Sargon’s overconfident young buck persona is a bit of a video game cliche, and personally I found it a downgrade from the more classical romantic heroism of earlier versions of the Prince. I also didn’t find myself much engaged by The Lost Crown’s story, which involves the Immortals setting off in search of Ghassan after his treacherous abduction in the midst of a war — although I appreciate that Ubisoft Montpellier is attempting to flesh out the rather basic, and at times Orientalist, archetypes of the earlier games with a more richly imagined world of myths, monsters, and warring factions drawn directly from Persian mythology. (There’s even a Farsi language option for spoken dialogue.)

One of the more successful narrative gambits goes back to the same well as The Sands of Time and brings time itself into play. There’s no suggestion (yet, anyway) that Sargon will get the power to manipulate time itself, but his adventure takes him into areas where time is in flux: ruins float precariously in midair, caught in the act of collapse, while characters appear to stray into the narrative from both past and future, some appearing to have lived decades within hours. There are some intriguing setups here, and it will be interesting to see how they pay off in the full game.

Mechanically, The Lost Crown is on much firmer ground. At Ubisoft Montpellier, game director Mounir Radi can draw on the institutional knowledge that informed Rayman Origins and Legends; these people know how to make sharp, inventive 2D platform games. The Lost Crown foregrounds combat first, concentrating on teaching you to combine Sargon’s hard-pressing attacks with parries and swift dodges. (There are launches, juggles, air attacks, and more to learn in combat training, plus powerful moves that can be charged up by dealing damage without taking it.) Enemies hit hard, but damage sponges are rare; fighting in The Lost Crown is more about managing the space around you and the attack patterns of various different enemy types.
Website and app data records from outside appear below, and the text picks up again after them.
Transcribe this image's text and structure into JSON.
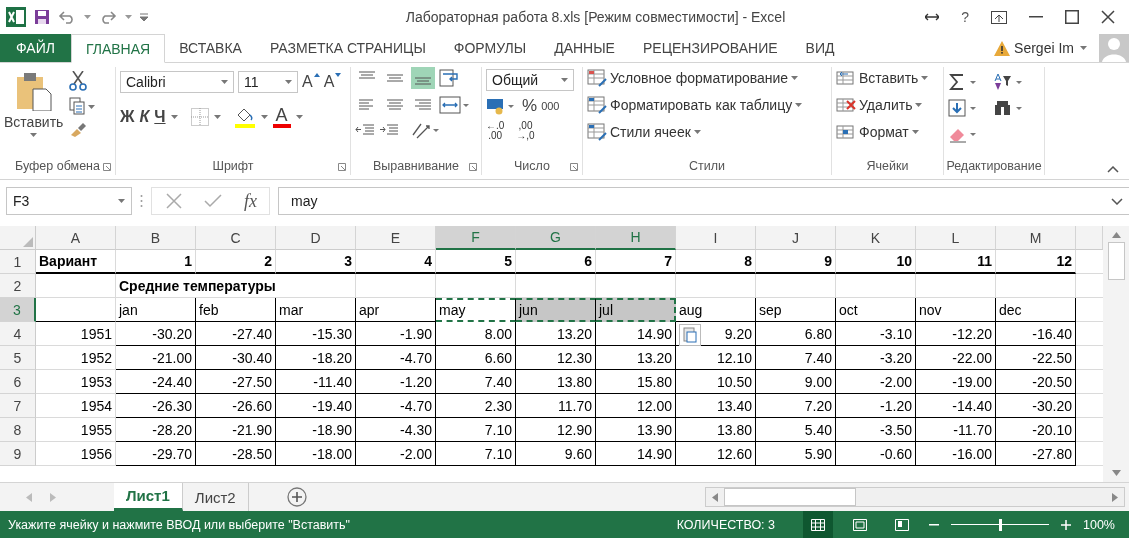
{
  "window": {
    "title": "Лабораторная работа 8.xls  [Режим совместимости] - Excel",
    "help": "?"
  },
  "tabs": [
    {
      "label": "ФАЙЛ",
      "kind": "file",
      "selected": false
    },
    {
      "label": "ГЛАВНАЯ",
      "kind": "tab",
      "selected": true
    },
    {
      "label": "ВСТАВКА",
      "kind": "tab",
      "selected": false
    },
    {
      "label": "РАЗМЕТКА СТРАНИЦЫ",
      "kind": "tab",
      "selected": false
    },
    {
      "label": "ФОРМУЛЫ",
      "kind": "tab",
      "selected": false
    },
    {
      "label": "ДАННЫЕ",
      "kind": "tab",
      "selected": false
    },
    {
      "label": "РЕЦЕНЗИРОВАНИЕ",
      "kind": "tab",
      "selected": false
    },
    {
      "label": "ВИД",
      "kind": "tab",
      "selected": false
    }
  ],
  "user": {
    "name": "Sergei Im"
  },
  "ribbon": {
    "clipboard": {
      "paste": "Вставить",
      "label": "Буфер обмена"
    },
    "font": {
      "name": "Calibri",
      "size": "11",
      "grow": "A",
      "shrink": "A",
      "bold": "Ж",
      "italic": "К",
      "underline": "Ч",
      "color_letter": "A",
      "label": "Шрифт"
    },
    "alignment": {
      "label": "Выравнивание",
      "buttons": [
        {
          "selected": false
        },
        {
          "selected": false
        },
        {
          "selected": true
        },
        {
          "selected": false
        },
        {
          "selected": false
        },
        {
          "selected": false
        }
      ]
    },
    "number": {
      "format": "Общий",
      "percent": "%",
      "thousands": "000",
      "increase_decimal": [
        "←.0",
        ".00"
      ],
      "decrease_decimal": [
        ",00",
        "→,0"
      ],
      "label": "Число"
    },
    "styles": {
      "buttons": [
        "Условное форматирование",
        "Форматировать как таблицу",
        "Стили ячеек"
      ],
      "label": "Стили"
    },
    "cells": {
      "buttons": [
        "Вставить",
        "Удалить",
        "Формат"
      ],
      "label": "Ячейки"
    },
    "editing": {
      "label": "Редактирование"
    }
  },
  "formula_bar": {
    "name_box": "F3",
    "fx": "fx",
    "value": "may"
  },
  "columns": [
    {
      "label": "A",
      "selected": false
    },
    {
      "label": "B",
      "selected": false
    },
    {
      "label": "C",
      "selected": false
    },
    {
      "label": "D",
      "selected": false
    },
    {
      "label": "E",
      "selected": false
    },
    {
      "label": "F",
      "selected": true
    },
    {
      "label": "G",
      "selected": true
    },
    {
      "label": "H",
      "selected": true
    },
    {
      "label": "I",
      "selected": false
    },
    {
      "label": "J",
      "selected": false
    },
    {
      "label": "K",
      "selected": false
    },
    {
      "label": "L",
      "selected": false
    },
    {
      "label": "M",
      "selected": false
    }
  ],
  "rows": [
    {
      "number": "1",
      "kind": "header",
      "selected": false,
      "cells": [
        "Вариант",
        "1",
        "2",
        "3",
        "4",
        "5",
        "6",
        "7",
        "8",
        "9",
        "10",
        "11",
        "12"
      ]
    },
    {
      "number": "2",
      "kind": "title",
      "selected": false,
      "cells": [
        null,
        "Средние температуры",
        null,
        null,
        null,
        null,
        null,
        null,
        null,
        null,
        null,
        null,
        null
      ]
    },
    {
      "number": "3",
      "kind": "labels",
      "selected": true,
      "cells": [
        null,
        "jan",
        "feb",
        "mar",
        "apr",
        "may",
        "jun",
        "jul",
        "aug",
        "sep",
        "oct",
        "nov",
        "dec"
      ]
    },
    {
      "number": "4",
      "kind": "data",
      "selected": false,
      "cells": [
        "1951",
        "-30.20",
        "-27.40",
        "-15.30",
        "-1.90",
        "8.00",
        "13.20",
        "14.90",
        "9.20",
        "6.80",
        "-3.10",
        "-12.20",
        "-16.40"
      ]
    },
    {
      "number": "5",
      "kind": "data",
      "selected": false,
      "cells": [
        "1952",
        "-21.00",
        "-30.40",
        "-18.20",
        "-4.70",
        "6.60",
        "12.30",
        "13.20",
        "12.10",
        "7.40",
        "-3.20",
        "-22.00",
        "-22.50"
      ]
    },
    {
      "number": "6",
      "kind": "data",
      "selected": false,
      "cells": [
        "1953",
        "-24.40",
        "-27.50",
        "-11.40",
        "-1.20",
        "7.40",
        "13.80",
        "15.80",
        "10.50",
        "9.00",
        "-2.00",
        "-19.00",
        "-20.50"
      ]
    },
    {
      "number": "7",
      "kind": "data",
      "selected": false,
      "cells": [
        "1954",
        "-26.30",
        "-26.60",
        "-19.40",
        "-4.70",
        "2.30",
        "11.70",
        "12.00",
        "13.40",
        "7.20",
        "-1.20",
        "-14.40",
        "-30.20"
      ]
    },
    {
      "number": "8",
      "kind": "data",
      "selected": false,
      "cells": [
        "1955",
        "-28.20",
        "-21.90",
        "-18.90",
        "-4.30",
        "7.10",
        "12.90",
        "13.90",
        "13.80",
        "5.40",
        "-3.50",
        "-11.70",
        "-20.10"
      ]
    },
    {
      "number": "9",
      "kind": "data",
      "selected": false,
      "cells": [
        "1956",
        "-29.70",
        "-28.50",
        "-18.00",
        "-2.00",
        "7.10",
        "9.60",
        "14.90",
        "12.60",
        "5.90",
        "-0.60",
        "-16.00",
        "-27.80"
      ]
    }
  ],
  "sheets": [
    {
      "label": "Лист1",
      "selected": true
    },
    {
      "label": "Лист2",
      "selected": false
    }
  ],
  "status_bar": {
    "message": "Укажите ячейку и нажмите ВВОД или выберите \"Вставить\"",
    "count": "КОЛИЧЕСТВО: 3",
    "views": [
      {
        "selected": true
      },
      {
        "selected": false
      },
      {
        "selected": false
      }
    ],
    "zoom": {
      "level": 0.5,
      "reading": "100%"
    }
  }
}
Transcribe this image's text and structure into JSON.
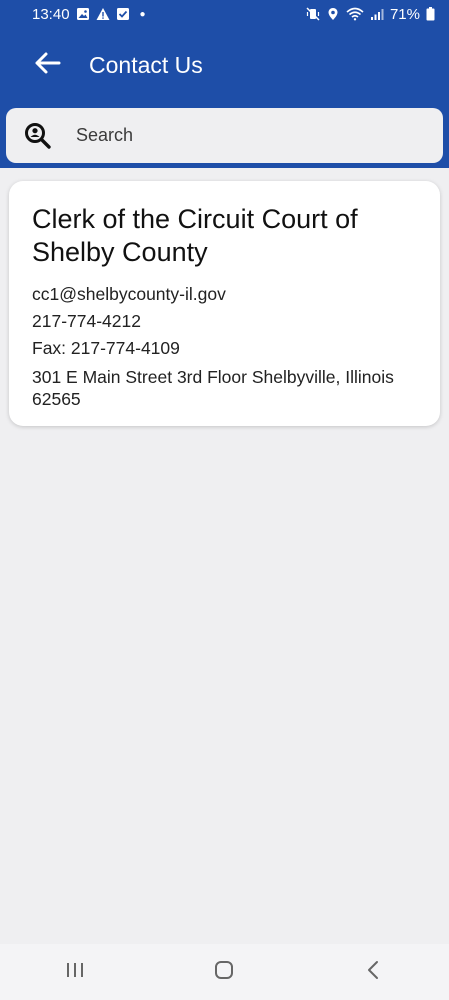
{
  "status_bar": {
    "time": "13:40",
    "battery": "71%",
    "left_icons": [
      "image-icon",
      "warning-icon",
      "checkbox-icon",
      "dot"
    ],
    "right_icons": [
      "mute-vibrate-icon",
      "location-icon",
      "wifi-icon",
      "signal-icon",
      "battery-icon"
    ]
  },
  "app_bar": {
    "title": "Contact Us",
    "back_icon": "arrow-left-icon",
    "background": "#1e4ea8"
  },
  "search": {
    "placeholder": "Search",
    "icon": "search-person-icon"
  },
  "contacts": [
    {
      "name": " Clerk of the Circuit Court of Shelby County",
      "email": "cc1@shelbycounty-il.gov",
      "phone": "217-774-4212",
      "fax": "Fax:  217-774-4109",
      "address": "301 E Main Street 3rd Floor Shelbyville, Illinois 62565"
    }
  ],
  "nav_bar": {
    "icons": [
      "recent-apps-icon",
      "home-icon",
      "back-icon"
    ]
  }
}
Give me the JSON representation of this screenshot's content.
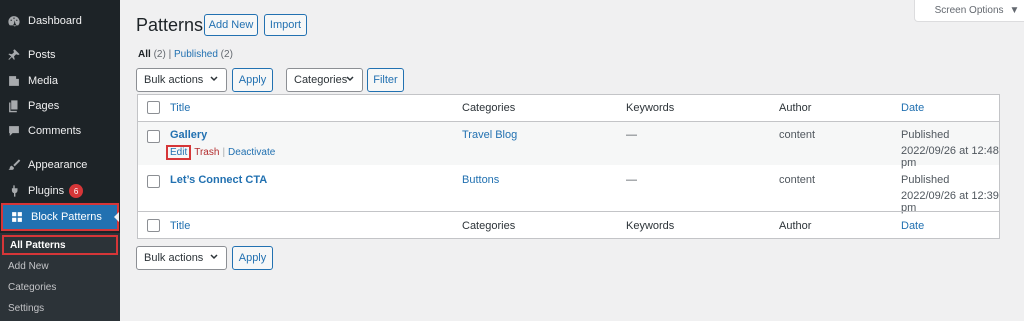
{
  "sidebar": {
    "items": [
      {
        "label": "Dashboard",
        "icon": "dashboard-icon"
      },
      {
        "label": "Posts",
        "icon": "pin-icon"
      },
      {
        "label": "Media",
        "icon": "media-icon"
      },
      {
        "label": "Pages",
        "icon": "pages-icon"
      },
      {
        "label": "Comments",
        "icon": "comment-icon"
      },
      {
        "label": "Appearance",
        "icon": "brush-icon"
      },
      {
        "label": "Plugins",
        "icon": "plugin-icon",
        "badge": "6"
      },
      {
        "label": "Block Patterns",
        "icon": "grid-icon"
      }
    ],
    "submenu": [
      {
        "label": "All Patterns"
      },
      {
        "label": "Add New"
      },
      {
        "label": "Categories"
      },
      {
        "label": "Settings"
      }
    ]
  },
  "header": {
    "title": "Patterns",
    "add_new": "Add New",
    "import": "Import",
    "screen_options": "Screen Options"
  },
  "filters": {
    "all_label": "All",
    "all_count": "(2)",
    "published_label": "Published",
    "published_count": "(2)",
    "bulk_actions": "Bulk actions",
    "apply": "Apply",
    "categories": "Categories",
    "filter": "Filter"
  },
  "table": {
    "columns": [
      "Title",
      "Categories",
      "Keywords",
      "Author",
      "Date"
    ],
    "rows": [
      {
        "title": "Gallery",
        "category": "Travel Blog",
        "keywords": "—",
        "author": "content",
        "status": "Published",
        "date": "2022/09/26 at 12:48 pm",
        "actions": {
          "edit": "Edit",
          "trash": "Trash",
          "separator": "|",
          "deactivate": "Deactivate"
        }
      },
      {
        "title": "Let’s Connect CTA",
        "category": "Buttons",
        "keywords": "—",
        "author": "content",
        "status": "Published",
        "date": "2022/09/26 at 12:39 pm"
      }
    ]
  },
  "bottom": {
    "bulk_actions": "Bulk actions",
    "apply": "Apply"
  },
  "colors": {
    "sidebar_bg": "#1d2327",
    "accent": "#2271b1",
    "highlight_border": "#d63638"
  }
}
Sargon appears to dash through an obstacle, leaving a bright blue trail, in Prince of Persia: The Lost Crown Image: Ubisoft Montpellier

It’s a while before The Lost Crown bares its teeth as a pure platformer, which may be surprising to those who remember the trap gauntlets of The Sands of Time, never mind the pixel-perfect assault courses of the 1989 game. But rest assured that those challenges do eventually arrive, mostly after Sargon acquires a bow; you’ll need nimble fingers to aim and loose arrows mid-jump to trigger the next platform, as the game often demands. (There’s an automatic platforming assist mode available in the accessibility settings.) This is a kind of platforming very specific to Prince of Persia, requiring short chains of involved, precise acrobatic moves that are satisfying to pull off.

But more than a pure combat or platforming game, The Lost Crown is a Metroidvania. It has a labyrinthine map that opens up in an organic, nonlinear fashion. There’s plenty of backtracking and gear-gating involved in its level design, but it’s also possible to discover and explore new areas before the story takes you there. A smattering of side quests encourages careful exploration, too. While I may not have felt all that involved in the story’s opening hours, I did start to develop a strong sense of place in The Lost Crown: It offers a contiguous patchwork of distinct locations (dank cellars, humid forests, golden palaces), each with its own atmosphere and menagerie, each linked in circuitous and unexpected ways.

That’s all you can ask of a Metroidvania, and it turns out to be a great place for Prince of Persia to find its feet again after a decade on the benches. The actual Prince may be in another castle, but so far his game series feels right at home.